A common thread I find with people getting out of debt is the belief that your debt has made you bad or unworthy. This is a myth. Debt does not make you a bad person. You likely bought into some common debt myths, like everyone has credit card debt and you should keep up with the Joneses. You followed the herd, assuming you were doing the right thing. Ignorance was bliss until you discovered the truth, but debt will only become your life’s story if you allow it, so please don’t.
It’s an unfortunate reality, but few kids leave home financially literate. They haven’t been taught how to make confident financial decisions, nor do they know what a true healthy relationship with money looks like. They learn by trial and mostly error, just as their parents likely did too. This is why I advocate so strongly that we need to end the money taboo cycle in our homes and believe that teaching kids how to think about money and make value-based decisions is one of the most loving gifts you can give them.
You made some normal mistakes that many of your fellow peers have made or are still making. This makes you human. It does not eliminate the fact that you made those decisions or excuse you from taking responsibility. You should absolutely forgive yourself for making money mistakes, but you do need to own them first.
The good news is that by accepting responsibility for your decisions, good and bad, puts you back in control. Now you can move forward to financial redemption. You’ll no longer be imprisoned by your mistakes and finally be able to let them go, once and for all.

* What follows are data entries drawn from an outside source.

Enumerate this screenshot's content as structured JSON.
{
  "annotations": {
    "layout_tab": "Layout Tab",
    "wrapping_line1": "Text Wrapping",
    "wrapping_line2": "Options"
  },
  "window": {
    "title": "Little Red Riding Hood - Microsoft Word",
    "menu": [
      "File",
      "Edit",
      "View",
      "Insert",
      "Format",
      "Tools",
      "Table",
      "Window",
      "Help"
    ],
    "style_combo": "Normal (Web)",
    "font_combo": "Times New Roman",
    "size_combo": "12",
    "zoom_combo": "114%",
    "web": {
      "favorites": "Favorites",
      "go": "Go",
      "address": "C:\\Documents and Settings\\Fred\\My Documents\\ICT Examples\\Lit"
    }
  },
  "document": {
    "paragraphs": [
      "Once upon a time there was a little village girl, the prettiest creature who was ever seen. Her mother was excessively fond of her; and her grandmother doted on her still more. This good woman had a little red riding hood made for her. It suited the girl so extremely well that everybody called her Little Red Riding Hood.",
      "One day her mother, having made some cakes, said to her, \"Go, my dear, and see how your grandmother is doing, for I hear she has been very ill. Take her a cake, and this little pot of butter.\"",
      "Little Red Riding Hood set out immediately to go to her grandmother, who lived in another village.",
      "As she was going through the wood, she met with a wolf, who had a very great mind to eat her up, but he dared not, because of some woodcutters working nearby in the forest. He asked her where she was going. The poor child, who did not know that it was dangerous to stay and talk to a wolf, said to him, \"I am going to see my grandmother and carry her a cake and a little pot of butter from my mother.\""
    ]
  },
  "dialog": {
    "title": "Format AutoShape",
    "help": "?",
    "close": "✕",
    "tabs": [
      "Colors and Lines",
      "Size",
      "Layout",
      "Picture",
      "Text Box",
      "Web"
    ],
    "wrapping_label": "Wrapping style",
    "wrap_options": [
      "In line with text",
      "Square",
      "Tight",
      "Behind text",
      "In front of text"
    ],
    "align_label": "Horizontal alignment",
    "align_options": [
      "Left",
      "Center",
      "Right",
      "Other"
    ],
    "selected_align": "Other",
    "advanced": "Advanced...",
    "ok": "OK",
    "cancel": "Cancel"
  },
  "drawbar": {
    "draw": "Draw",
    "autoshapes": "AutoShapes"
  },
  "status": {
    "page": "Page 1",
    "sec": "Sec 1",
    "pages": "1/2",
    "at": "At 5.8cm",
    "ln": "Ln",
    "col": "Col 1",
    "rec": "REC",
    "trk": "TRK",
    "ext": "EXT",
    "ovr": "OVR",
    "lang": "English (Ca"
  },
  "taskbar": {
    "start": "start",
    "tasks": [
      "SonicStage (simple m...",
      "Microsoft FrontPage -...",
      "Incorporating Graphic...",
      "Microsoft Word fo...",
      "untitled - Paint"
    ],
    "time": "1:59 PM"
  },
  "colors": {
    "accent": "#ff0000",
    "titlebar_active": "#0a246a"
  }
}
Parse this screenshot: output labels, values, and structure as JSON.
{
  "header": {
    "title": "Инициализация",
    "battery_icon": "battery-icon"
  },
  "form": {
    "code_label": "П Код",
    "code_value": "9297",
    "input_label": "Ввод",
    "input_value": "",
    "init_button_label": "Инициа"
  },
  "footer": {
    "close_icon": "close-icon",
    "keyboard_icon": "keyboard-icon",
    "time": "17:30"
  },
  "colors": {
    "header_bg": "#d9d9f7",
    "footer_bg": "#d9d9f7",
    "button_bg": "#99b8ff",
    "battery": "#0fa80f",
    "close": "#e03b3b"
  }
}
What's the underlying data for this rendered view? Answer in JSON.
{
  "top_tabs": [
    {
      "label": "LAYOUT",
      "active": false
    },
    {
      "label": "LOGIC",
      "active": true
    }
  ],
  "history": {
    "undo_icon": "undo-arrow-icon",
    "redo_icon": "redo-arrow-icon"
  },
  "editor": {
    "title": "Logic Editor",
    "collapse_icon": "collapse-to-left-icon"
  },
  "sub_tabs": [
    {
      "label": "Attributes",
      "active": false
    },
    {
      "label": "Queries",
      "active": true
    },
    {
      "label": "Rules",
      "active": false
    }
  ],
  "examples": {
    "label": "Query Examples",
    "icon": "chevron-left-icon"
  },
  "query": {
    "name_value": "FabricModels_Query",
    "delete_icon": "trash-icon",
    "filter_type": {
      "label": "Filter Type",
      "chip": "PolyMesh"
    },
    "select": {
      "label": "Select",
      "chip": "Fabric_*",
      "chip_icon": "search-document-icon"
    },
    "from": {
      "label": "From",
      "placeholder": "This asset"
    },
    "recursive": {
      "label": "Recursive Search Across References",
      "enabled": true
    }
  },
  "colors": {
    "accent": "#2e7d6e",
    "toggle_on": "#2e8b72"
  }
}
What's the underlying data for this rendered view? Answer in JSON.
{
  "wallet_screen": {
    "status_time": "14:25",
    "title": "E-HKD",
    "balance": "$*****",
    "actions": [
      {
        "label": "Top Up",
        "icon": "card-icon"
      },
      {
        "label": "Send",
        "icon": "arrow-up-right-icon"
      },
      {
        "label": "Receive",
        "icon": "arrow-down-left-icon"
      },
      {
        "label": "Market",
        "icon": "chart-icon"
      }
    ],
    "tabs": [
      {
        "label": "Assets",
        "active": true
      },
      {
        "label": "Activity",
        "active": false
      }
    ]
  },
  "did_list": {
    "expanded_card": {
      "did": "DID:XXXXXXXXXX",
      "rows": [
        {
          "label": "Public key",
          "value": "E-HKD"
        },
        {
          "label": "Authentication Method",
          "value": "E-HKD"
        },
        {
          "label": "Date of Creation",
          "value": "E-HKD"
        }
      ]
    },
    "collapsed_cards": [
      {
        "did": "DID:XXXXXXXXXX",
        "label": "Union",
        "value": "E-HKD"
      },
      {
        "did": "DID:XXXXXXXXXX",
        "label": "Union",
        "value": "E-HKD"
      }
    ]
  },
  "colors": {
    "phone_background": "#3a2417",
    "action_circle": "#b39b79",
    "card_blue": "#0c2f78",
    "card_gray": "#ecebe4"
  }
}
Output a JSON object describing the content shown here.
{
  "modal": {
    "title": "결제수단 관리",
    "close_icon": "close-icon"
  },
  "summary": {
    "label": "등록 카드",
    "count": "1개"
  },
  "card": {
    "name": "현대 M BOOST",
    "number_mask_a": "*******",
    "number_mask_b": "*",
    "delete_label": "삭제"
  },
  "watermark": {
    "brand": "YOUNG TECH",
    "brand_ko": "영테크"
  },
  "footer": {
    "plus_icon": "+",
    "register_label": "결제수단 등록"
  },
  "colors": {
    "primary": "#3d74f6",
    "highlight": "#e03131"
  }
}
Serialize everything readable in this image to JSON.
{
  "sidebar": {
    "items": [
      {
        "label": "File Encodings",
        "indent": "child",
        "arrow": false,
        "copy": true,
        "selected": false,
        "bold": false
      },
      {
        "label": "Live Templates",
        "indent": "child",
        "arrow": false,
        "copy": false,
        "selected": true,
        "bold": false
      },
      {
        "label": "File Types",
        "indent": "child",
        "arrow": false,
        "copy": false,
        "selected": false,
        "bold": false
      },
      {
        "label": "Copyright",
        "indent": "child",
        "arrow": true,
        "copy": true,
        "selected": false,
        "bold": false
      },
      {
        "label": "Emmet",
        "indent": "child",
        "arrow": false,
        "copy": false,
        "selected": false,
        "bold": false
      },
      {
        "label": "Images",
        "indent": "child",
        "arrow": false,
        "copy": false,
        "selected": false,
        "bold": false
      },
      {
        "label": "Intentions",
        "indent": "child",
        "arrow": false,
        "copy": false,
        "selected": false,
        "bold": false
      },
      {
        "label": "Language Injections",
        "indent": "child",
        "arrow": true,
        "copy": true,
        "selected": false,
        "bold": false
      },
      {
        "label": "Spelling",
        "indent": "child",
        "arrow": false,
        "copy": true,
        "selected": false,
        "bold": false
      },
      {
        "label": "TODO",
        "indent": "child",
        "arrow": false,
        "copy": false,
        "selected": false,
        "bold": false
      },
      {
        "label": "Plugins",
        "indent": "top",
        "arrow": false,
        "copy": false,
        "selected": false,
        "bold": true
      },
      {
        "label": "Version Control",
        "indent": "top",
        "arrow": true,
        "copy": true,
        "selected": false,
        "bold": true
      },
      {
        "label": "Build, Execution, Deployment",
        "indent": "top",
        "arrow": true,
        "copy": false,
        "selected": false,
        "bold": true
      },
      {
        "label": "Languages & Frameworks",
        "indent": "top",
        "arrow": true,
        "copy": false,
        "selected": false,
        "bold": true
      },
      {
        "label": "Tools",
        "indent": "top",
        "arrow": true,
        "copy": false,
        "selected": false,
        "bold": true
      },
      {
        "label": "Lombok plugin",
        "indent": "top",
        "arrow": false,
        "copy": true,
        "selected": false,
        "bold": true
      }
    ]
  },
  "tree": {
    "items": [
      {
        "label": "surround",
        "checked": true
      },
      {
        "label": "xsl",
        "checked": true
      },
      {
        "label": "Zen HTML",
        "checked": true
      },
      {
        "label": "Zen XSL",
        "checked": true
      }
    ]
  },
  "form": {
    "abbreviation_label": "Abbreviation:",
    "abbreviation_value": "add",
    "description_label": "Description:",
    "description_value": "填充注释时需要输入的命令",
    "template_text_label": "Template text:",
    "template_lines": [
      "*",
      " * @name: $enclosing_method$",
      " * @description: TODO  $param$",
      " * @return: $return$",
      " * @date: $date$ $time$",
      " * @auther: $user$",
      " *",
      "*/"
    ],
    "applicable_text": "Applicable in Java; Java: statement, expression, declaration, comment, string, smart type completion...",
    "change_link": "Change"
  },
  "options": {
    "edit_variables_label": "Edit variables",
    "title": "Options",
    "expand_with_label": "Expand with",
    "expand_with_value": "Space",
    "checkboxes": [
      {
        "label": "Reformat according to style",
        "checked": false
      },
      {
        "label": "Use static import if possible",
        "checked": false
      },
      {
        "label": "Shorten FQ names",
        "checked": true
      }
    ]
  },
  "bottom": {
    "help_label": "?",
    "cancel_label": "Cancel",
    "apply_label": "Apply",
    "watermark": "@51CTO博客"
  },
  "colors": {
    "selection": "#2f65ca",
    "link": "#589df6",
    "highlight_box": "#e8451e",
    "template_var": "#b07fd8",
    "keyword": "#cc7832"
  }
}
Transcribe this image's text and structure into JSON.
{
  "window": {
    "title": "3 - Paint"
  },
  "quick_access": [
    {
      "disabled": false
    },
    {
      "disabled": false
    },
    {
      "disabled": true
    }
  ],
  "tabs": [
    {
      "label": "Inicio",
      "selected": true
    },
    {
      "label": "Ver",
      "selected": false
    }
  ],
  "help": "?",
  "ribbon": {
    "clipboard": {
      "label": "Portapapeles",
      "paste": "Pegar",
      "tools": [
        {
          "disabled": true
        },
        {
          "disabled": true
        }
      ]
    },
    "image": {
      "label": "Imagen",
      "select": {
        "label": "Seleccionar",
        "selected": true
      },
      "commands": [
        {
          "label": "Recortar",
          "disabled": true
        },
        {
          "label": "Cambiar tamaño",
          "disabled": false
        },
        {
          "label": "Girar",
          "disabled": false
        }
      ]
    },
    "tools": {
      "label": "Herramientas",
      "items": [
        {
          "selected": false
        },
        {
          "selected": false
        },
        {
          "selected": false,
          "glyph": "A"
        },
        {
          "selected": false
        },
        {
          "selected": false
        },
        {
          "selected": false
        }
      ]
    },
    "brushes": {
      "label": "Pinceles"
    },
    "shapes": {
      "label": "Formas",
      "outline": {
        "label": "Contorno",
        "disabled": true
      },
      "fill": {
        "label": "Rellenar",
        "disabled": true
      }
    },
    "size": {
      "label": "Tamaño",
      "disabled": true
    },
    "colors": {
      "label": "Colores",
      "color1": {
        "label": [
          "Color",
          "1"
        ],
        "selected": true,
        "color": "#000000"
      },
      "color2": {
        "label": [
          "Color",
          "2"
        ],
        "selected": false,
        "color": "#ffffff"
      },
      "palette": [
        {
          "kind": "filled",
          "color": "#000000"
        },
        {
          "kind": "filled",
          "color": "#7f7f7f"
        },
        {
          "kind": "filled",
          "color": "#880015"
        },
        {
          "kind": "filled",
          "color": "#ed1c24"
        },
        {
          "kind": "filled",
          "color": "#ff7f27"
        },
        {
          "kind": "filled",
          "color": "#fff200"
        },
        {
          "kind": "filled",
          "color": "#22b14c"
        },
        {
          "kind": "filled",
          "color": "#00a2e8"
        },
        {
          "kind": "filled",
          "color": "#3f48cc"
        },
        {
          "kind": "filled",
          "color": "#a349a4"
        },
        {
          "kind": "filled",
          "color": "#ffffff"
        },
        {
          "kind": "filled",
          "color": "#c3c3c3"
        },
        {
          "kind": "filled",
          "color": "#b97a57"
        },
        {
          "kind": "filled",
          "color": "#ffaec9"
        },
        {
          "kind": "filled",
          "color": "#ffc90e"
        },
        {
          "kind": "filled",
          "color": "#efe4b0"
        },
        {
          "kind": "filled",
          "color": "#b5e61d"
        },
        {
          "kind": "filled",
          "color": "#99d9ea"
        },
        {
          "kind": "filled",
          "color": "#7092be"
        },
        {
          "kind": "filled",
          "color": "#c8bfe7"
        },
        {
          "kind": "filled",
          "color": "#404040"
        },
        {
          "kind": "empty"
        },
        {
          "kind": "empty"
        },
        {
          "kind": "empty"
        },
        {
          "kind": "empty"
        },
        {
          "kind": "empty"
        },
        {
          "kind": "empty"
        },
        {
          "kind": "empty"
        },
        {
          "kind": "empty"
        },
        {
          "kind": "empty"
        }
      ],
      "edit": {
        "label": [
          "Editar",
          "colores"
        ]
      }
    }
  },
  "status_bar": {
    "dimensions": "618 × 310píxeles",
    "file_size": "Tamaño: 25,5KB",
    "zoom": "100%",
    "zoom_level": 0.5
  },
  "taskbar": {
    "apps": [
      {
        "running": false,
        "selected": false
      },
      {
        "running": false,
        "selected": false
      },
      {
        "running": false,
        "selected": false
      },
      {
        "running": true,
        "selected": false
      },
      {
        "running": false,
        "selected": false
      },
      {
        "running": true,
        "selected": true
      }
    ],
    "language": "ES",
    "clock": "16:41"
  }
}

Because guilt is such a strong emotion, you have to consciously shift your mindset when you find yourself in that endless loop of guilt and recrimination. Your subconscious may be sending your brain constant reminders of your past money failures, so you must pay attention to your thoughts and retrain or redirect them to your new truth.
Remind yourself of the changes you have already made, starting with the fact that you owned your mistakes, that you are now making value-based decisions that support your family goals and that you are becoming financially literate. Don’t minimize the powerful changes you made and continue to make. Be proud of them. Review your progress consistently and acknowledge your success.
The road to financial redemption will have its share of speed bumps and not everything will go your way. But don’t let a few hiccups throw you off your game either. Have an emergency fund, so when things break or fall apart, you don’t too.
It’s not an easy task to right your financial foundation. Some will choose to quit instead. They likely haven’t truly made the commitment to get Financially Real or are still stuck beating themselves up, so any problems just reaffirm their lack of faith in themselves. But you — you dug deep and kept moving forward, even when life got complicated and messy. You didn’t give up. You’re demonstrating good financial behaviors to your kids and everyone else around you and empowering them to do the same. You’re proving that financially literacy is the secret ingredient to creating the life we truly want for ourselves, without guilt or debt. You are helping change lives.
Forgiveness isn’t always easy. Sometimes it is downright hard, but it is necessary, especially if you want to achieve financial happiness, which is something everyone wants. Because even if you have financial freedom but haven’t forgiven yourself for your past money sins, you are still caught in the old cycle and not truly free or happy. It’s time to take an honest assessment of your past mistakes, identify patterns to be mindful of ongoing and let go of your money skeletons. Once that weight is off your shoulders, you’ll be surprised by how much lighter you feel and how nimble you become on your journey to money happiness.